(Stored items from a collection)
+ + + + + + +
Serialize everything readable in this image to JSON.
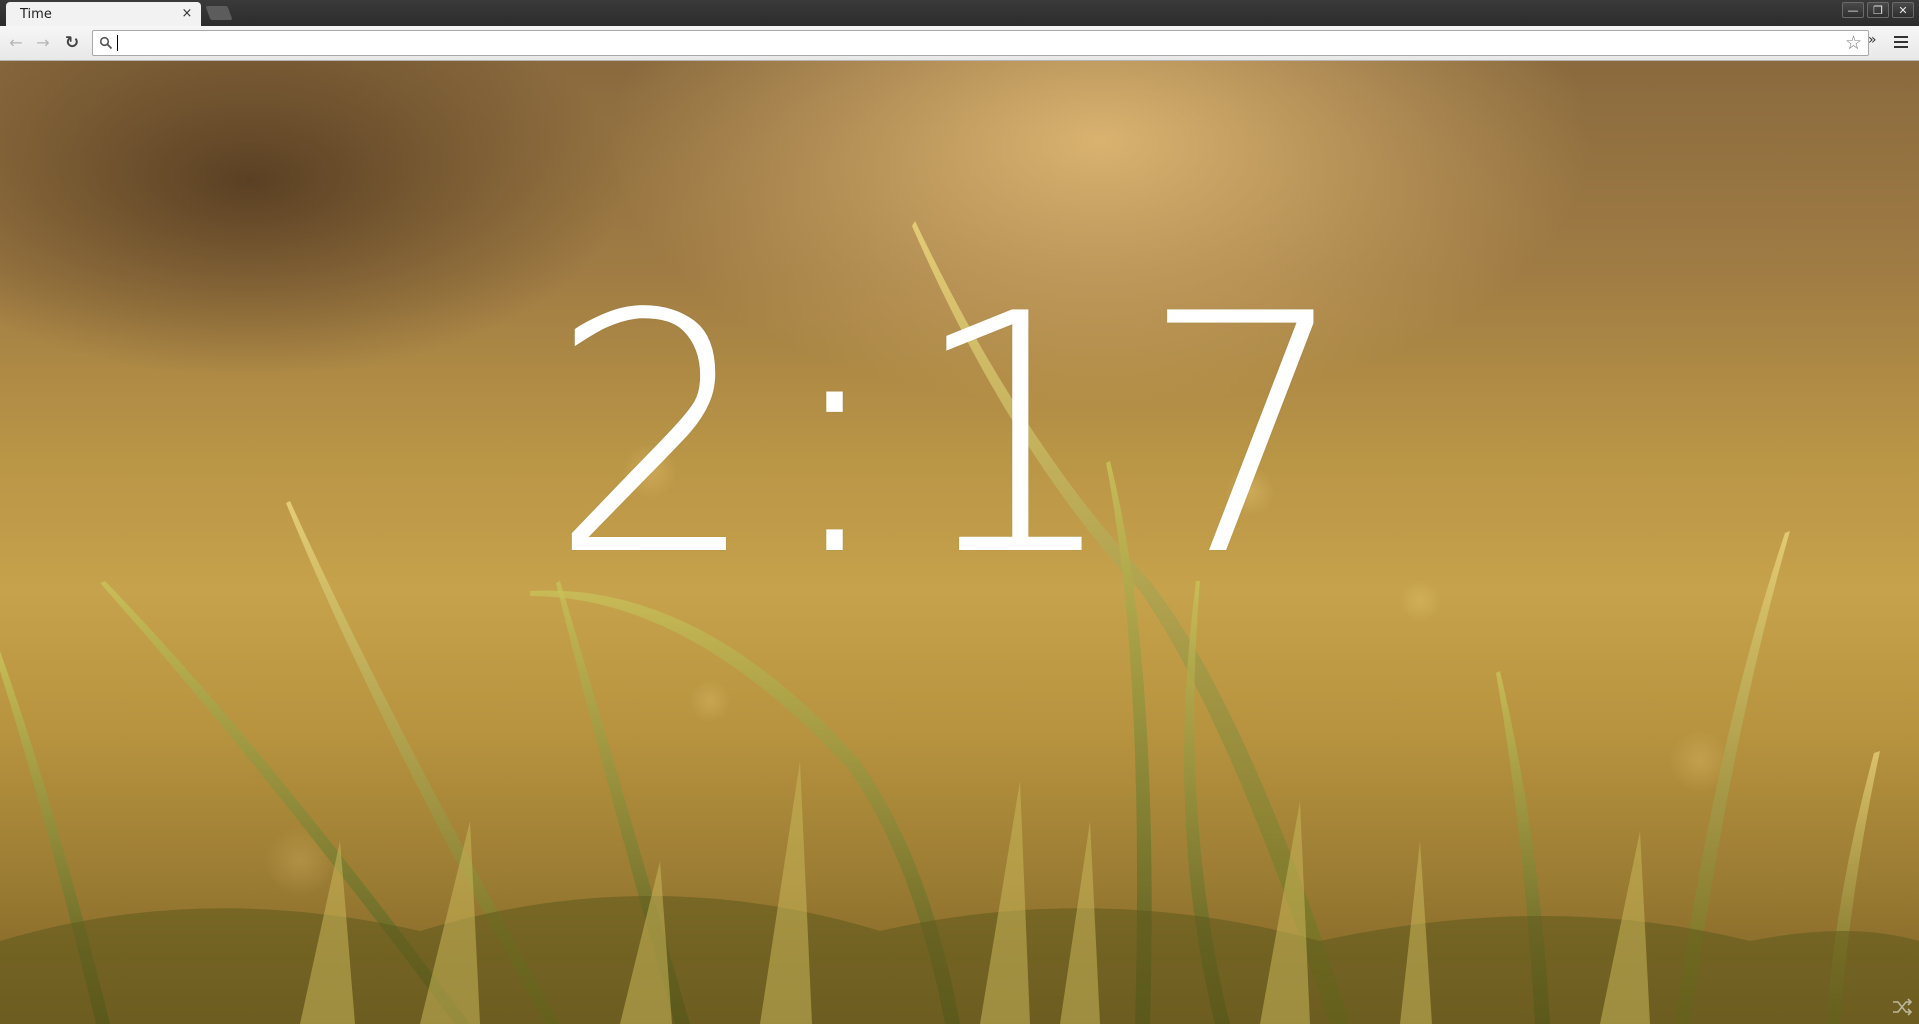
{
  "browser": {
    "tab": {
      "title": "Time",
      "close_glyph": "×"
    },
    "window_controls": {
      "minimize_glyph": "—",
      "maximize_glyph": "❐",
      "close_glyph": "✕"
    },
    "toolbar": {
      "back_glyph": "←",
      "forward_glyph": "→",
      "reload_glyph": "↻",
      "star_glyph": "☆",
      "overflow_glyph": "»"
    },
    "omnibox": {
      "value": "",
      "icon": "search-icon"
    }
  },
  "page": {
    "clock": {
      "time": "2:17"
    },
    "background": "grass-photo",
    "corner_icon": "shuffle-icon"
  },
  "colors": {
    "clock_text": "#ffffff",
    "tabstrip": "#2c2c2c",
    "toolbar": "#eeeeee"
  }
}
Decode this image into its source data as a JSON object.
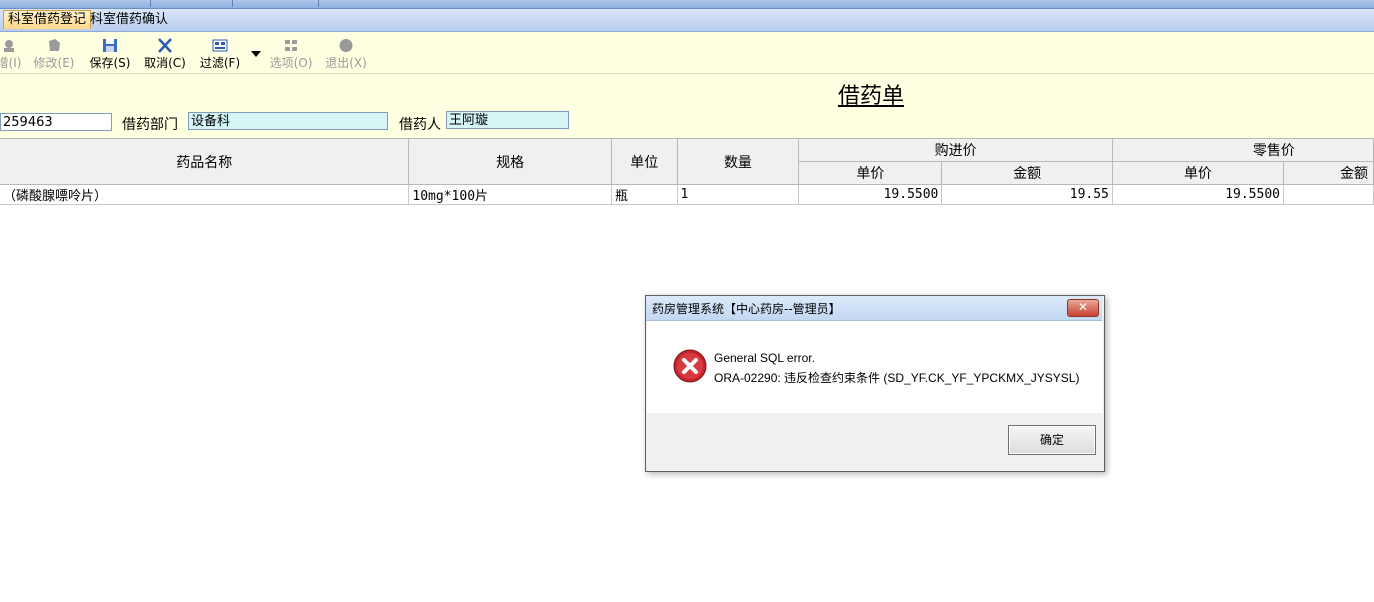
{
  "tabs": [
    {
      "label": "科室借药登记"
    },
    {
      "label": "科室借药确认"
    }
  ],
  "toolbar": {
    "new_label": "增(I)",
    "modify_label": "修改(E)",
    "save_label": "保存(S)",
    "cancel_label": "取消(C)",
    "filter_label": "过滤(F)",
    "options_label": "选项(O)",
    "exit_label": "退出(X)"
  },
  "form": {
    "title": "借药单",
    "doc_no": "259463",
    "dept_label": "借药部门",
    "dept_value": "设备科",
    "person_label": "借药人",
    "person_value": "王阿璇"
  },
  "grid": {
    "headers": {
      "name": "药品名称",
      "spec": "规格",
      "unit": "单位",
      "qty": "数量",
      "purchase_group": "购进价",
      "retail_group": "零售价",
      "purchase_price": "单价",
      "purchase_amount": "金额",
      "retail_price": "单价",
      "retail_amount": "金额"
    },
    "rows": [
      {
        "name": "（磷酸腺嘌呤片）",
        "spec": "10mg*100片",
        "unit": "瓶",
        "qty": "1",
        "purchase_price": "19.5500",
        "purchase_amount": "19.55",
        "retail_price": "19.5500",
        "retail_amount": ""
      }
    ]
  },
  "dialog": {
    "title": "药房管理系统【中心药房--管理员】",
    "line1": "General SQL error.",
    "line2": "ORA-02290: 违反检查约束条件 (SD_YF.CK_YF_YPCKMX_JYSYSL)",
    "ok_label": "确定",
    "close_label": "✕"
  }
}
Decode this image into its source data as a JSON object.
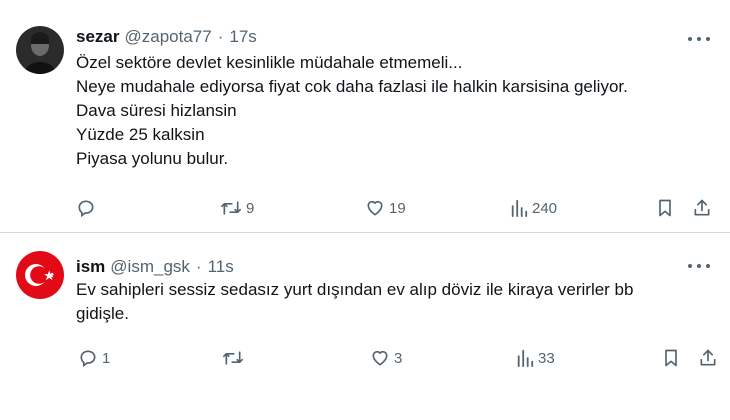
{
  "tweets": [
    {
      "display_name": "sezar",
      "handle": "@zapota77",
      "separator": "·",
      "time": "17s",
      "lines": [
        "Özel sektöre devlet kesinlikle müdahale etmemeli...",
        "Neye mudahale ediyorsa fiyat cok daha fazlasi ile halkin karsisina geliyor.",
        "Dava süresi hizlansin",
        "Yüzde 25 kalksin",
        "Piyasa yolunu bulur."
      ],
      "replies": "",
      "retweets": "9",
      "likes": "19",
      "views": "240"
    },
    {
      "display_name": "ism",
      "handle": "@ism_gsk",
      "separator": "·",
      "time": "11s",
      "lines": [
        "Ev sahipleri sessiz sedasız yurt dışından ev alıp döviz ile kiraya verirler bb",
        "gidişle."
      ],
      "replies": "1",
      "retweets": "",
      "likes": "3",
      "views": "33"
    }
  ],
  "icons": {
    "reply": "reply-icon",
    "retweet": "retweet-icon",
    "like": "heart-icon",
    "views": "views-chart-icon",
    "bookmark": "bookmark-icon",
    "share": "share-icon",
    "more": "more-dots-icon"
  },
  "colors": {
    "text": "#0f1419",
    "secondary": "#536471",
    "divider": "#cfd9de",
    "flag_red": "#e30a17"
  }
}
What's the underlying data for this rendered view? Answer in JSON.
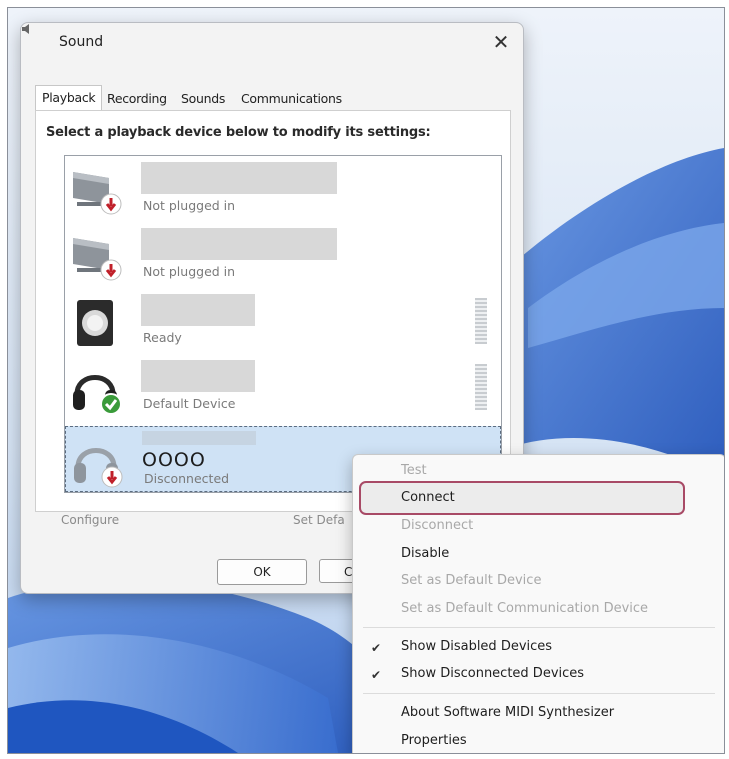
{
  "window": {
    "title": "Sound",
    "close_glyph": "✕"
  },
  "tabs": [
    {
      "label": "Playback",
      "active": true
    },
    {
      "label": "Recording",
      "active": false
    },
    {
      "label": "Sounds",
      "active": false
    },
    {
      "label": "Communications",
      "active": false
    }
  ],
  "instruction": "Select a playback device below to modify its settings:",
  "devices": [
    {
      "name": "",
      "status": "Not plugged in",
      "icon": "speaker-unplugged-icon"
    },
    {
      "name": "",
      "status": "Not plugged in",
      "icon": "speaker-unplugged-icon"
    },
    {
      "name": "",
      "status": "Ready",
      "icon": "speaker-box-icon"
    },
    {
      "name": "",
      "status": "Default Device",
      "icon": "headphones-default-icon"
    },
    {
      "name": "OOOO",
      "status": "Disconnected",
      "icon": "headphones-disconnected-icon"
    }
  ],
  "buttons": {
    "configure": "Configure",
    "set_default": "Set Defa",
    "ok": "OK",
    "cancel": "C"
  },
  "context_menu": {
    "items": [
      {
        "label": "Test",
        "enabled": false
      },
      {
        "label": "Connect",
        "enabled": true,
        "highlighted": true
      },
      {
        "label": "Disconnect",
        "enabled": false
      },
      {
        "label": "Disable",
        "enabled": true
      },
      {
        "label": "Set as Default Device",
        "enabled": false
      },
      {
        "label": "Set as Default Communication Device",
        "enabled": false
      },
      {
        "label": "Show Disabled Devices",
        "enabled": true,
        "checked": true
      },
      {
        "label": "Show Disconnected Devices",
        "enabled": true,
        "checked": true
      },
      {
        "label": "About Software MIDI Synthesizer",
        "enabled": true
      },
      {
        "label": "Properties",
        "enabled": true
      }
    ],
    "check_glyph": "✔"
  },
  "colors": {
    "highlight_border": "#a84a66",
    "selection": "#cfe2f5",
    "wallpaper": "#2f63c4"
  }
}
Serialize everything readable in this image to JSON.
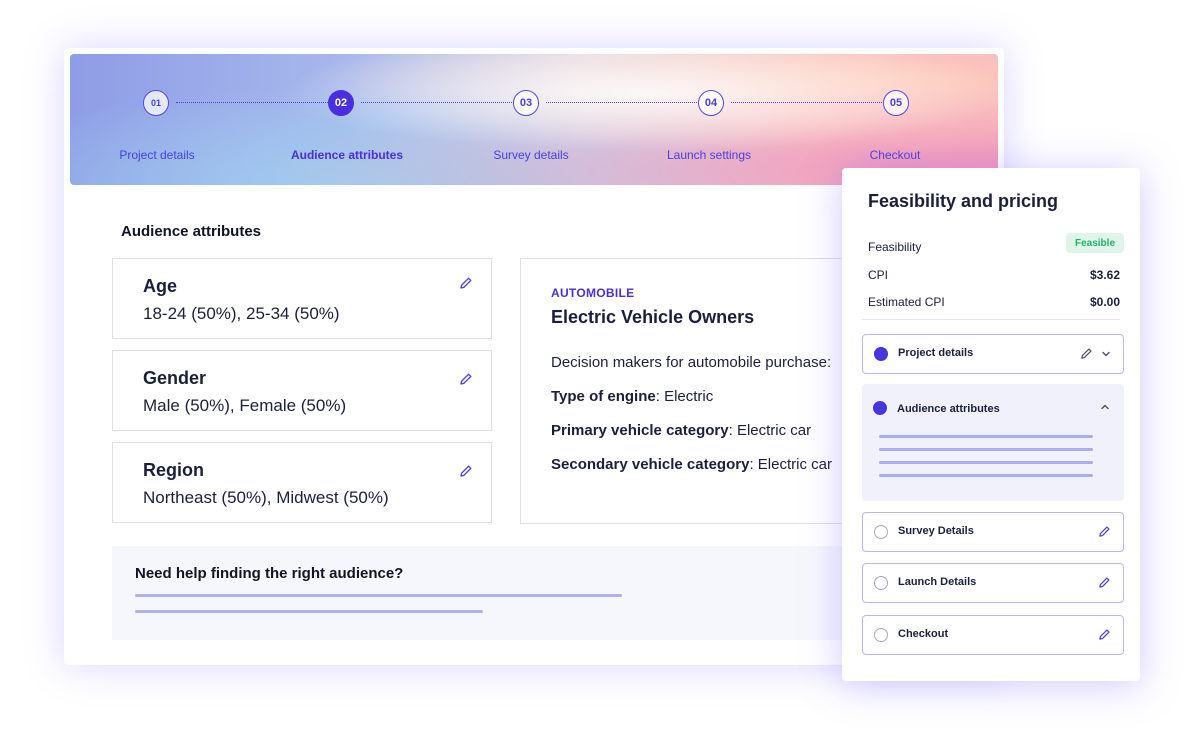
{
  "stepper": {
    "steps": [
      {
        "number": "01",
        "label": "Project details",
        "active": false
      },
      {
        "number": "02",
        "label": "Audience attributes",
        "active": true
      },
      {
        "number": "03",
        "label": "Survey details",
        "active": false
      },
      {
        "number": "04",
        "label": "Launch settings",
        "active": false
      },
      {
        "number": "05",
        "label": "Checkout",
        "active": false
      }
    ]
  },
  "audience": {
    "title": "Audience attributes",
    "attributes": [
      {
        "name": "Age",
        "value": "18-24 (50%), 25-34 (50%)",
        "icon": "pencil-icon"
      },
      {
        "name": "Gender",
        "value": "Male (50%), Female (50%)",
        "icon": "pencil-icon"
      },
      {
        "name": "Region",
        "value": "Northeast (50%), Midwest (50%)",
        "icon": "pencil-icon"
      }
    ]
  },
  "vehicle_card": {
    "category": "AUTOMOBILE",
    "title": "Electric Vehicle Owners",
    "rows": [
      {
        "label": "Decision makers for automobile purchase:",
        "value": ""
      },
      {
        "label": "Type of engine",
        "value": ": Electric"
      },
      {
        "label": "Primary vehicle category",
        "value": ": Electric car"
      },
      {
        "label": "Secondary vehicle category",
        "value": ": Electric car"
      }
    ]
  },
  "help": {
    "title": "Need help finding the right audience?"
  },
  "pricing_panel": {
    "title": "Feasibility and pricing",
    "feasibility_label": "Feasibility",
    "feasibility_status": "Feasible",
    "cpi_label": "CPI",
    "cpi_value": "$3.62",
    "estimated_cpi_label": "Estimated CPI",
    "estimated_cpi_value": "$0.00",
    "sections": [
      {
        "label": "Project details",
        "state": "complete",
        "expanded": false
      },
      {
        "label": "Audience attributes",
        "state": "complete",
        "expanded": true
      },
      {
        "label": "Survey Details",
        "state": "pending",
        "expanded": false
      },
      {
        "label": "Launch Details",
        "state": "pending",
        "expanded": false
      },
      {
        "label": "Checkout",
        "state": "pending",
        "expanded": false
      }
    ]
  },
  "colors": {
    "accent": "#4a2fe0",
    "feasible_green": "#20b36a",
    "feasible_bg": "#dff5ea",
    "placeholder_line": "#b3b0f2"
  }
}
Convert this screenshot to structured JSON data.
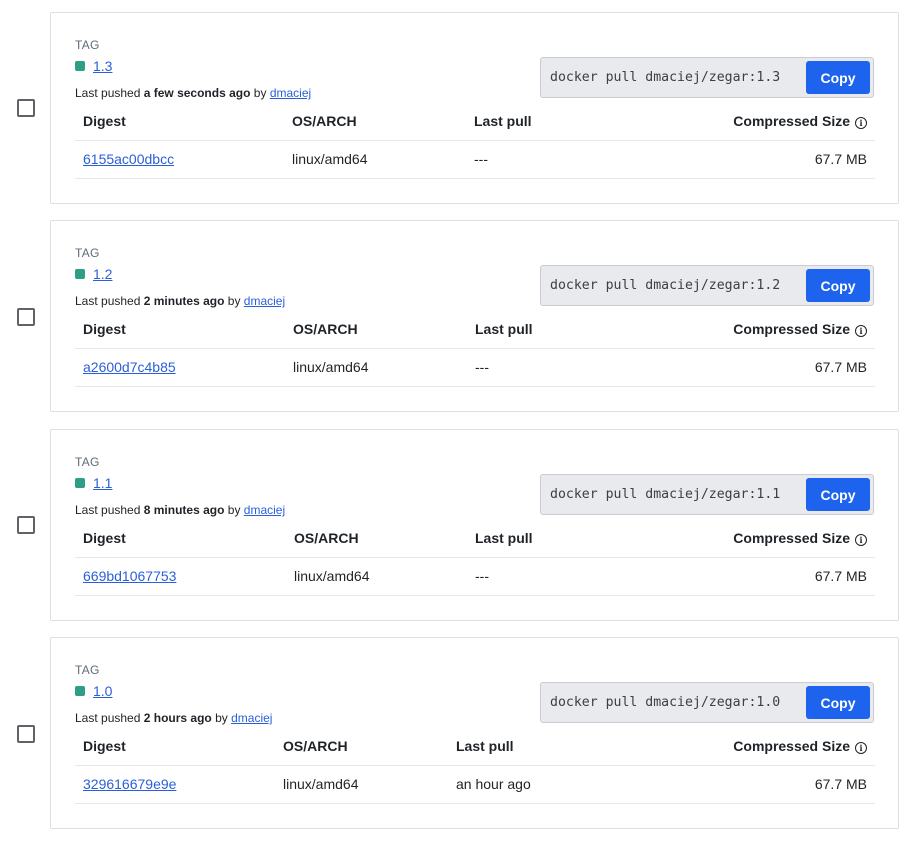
{
  "table_headers": {
    "digest": "Digest",
    "os_arch": "OS/ARCH",
    "last_pull": "Last pull",
    "size": "Compressed Size"
  },
  "tag_label": "TAG",
  "last_pushed_prefix": "Last pushed",
  "by_word": "by",
  "copy_label": "Copy",
  "info_icon_glyph": "i",
  "tag_dot_color": "#2f9e86",
  "accent_color": "#1d63ed",
  "rows": [
    {
      "tag": "1.3",
      "pushed_when": "a few seconds ago",
      "user": "dmaciej",
      "command": "docker pull dmaciej/zegar:1.3",
      "digest": "6155ac00dbcc",
      "os_arch": "linux/amd64",
      "last_pull": "---",
      "size": "67.7 MB"
    },
    {
      "tag": "1.2",
      "pushed_when": "2 minutes ago",
      "user": "dmaciej",
      "command": "docker pull dmaciej/zegar:1.2",
      "digest": "a2600d7c4b85",
      "os_arch": "linux/amd64",
      "last_pull": "---",
      "size": "67.7 MB"
    },
    {
      "tag": "1.1",
      "pushed_when": "8 minutes ago",
      "user": "dmaciej",
      "command": "docker pull dmaciej/zegar:1.1",
      "digest": "669bd1067753",
      "os_arch": "linux/amd64",
      "last_pull": "---",
      "size": "67.7 MB"
    },
    {
      "tag": "1.0",
      "pushed_when": "2 hours ago",
      "user": "dmaciej",
      "command": "docker pull dmaciej/zegar:1.0",
      "digest": "329616679e9e",
      "os_arch": "linux/amd64",
      "last_pull": "an hour ago",
      "size": "67.7 MB"
    }
  ]
}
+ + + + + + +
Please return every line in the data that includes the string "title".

Solution:
      "title": "Time",
    "title": "借药单",
    "title": "药房管理系统【中心药房--管理员】",
    "title": "Sound",
    "title": "Audience attributes",
    "title": "Electric Vehicle Owners",
    "title": "Need help finding the right audience?"
    "title": "Feasibility and pricing",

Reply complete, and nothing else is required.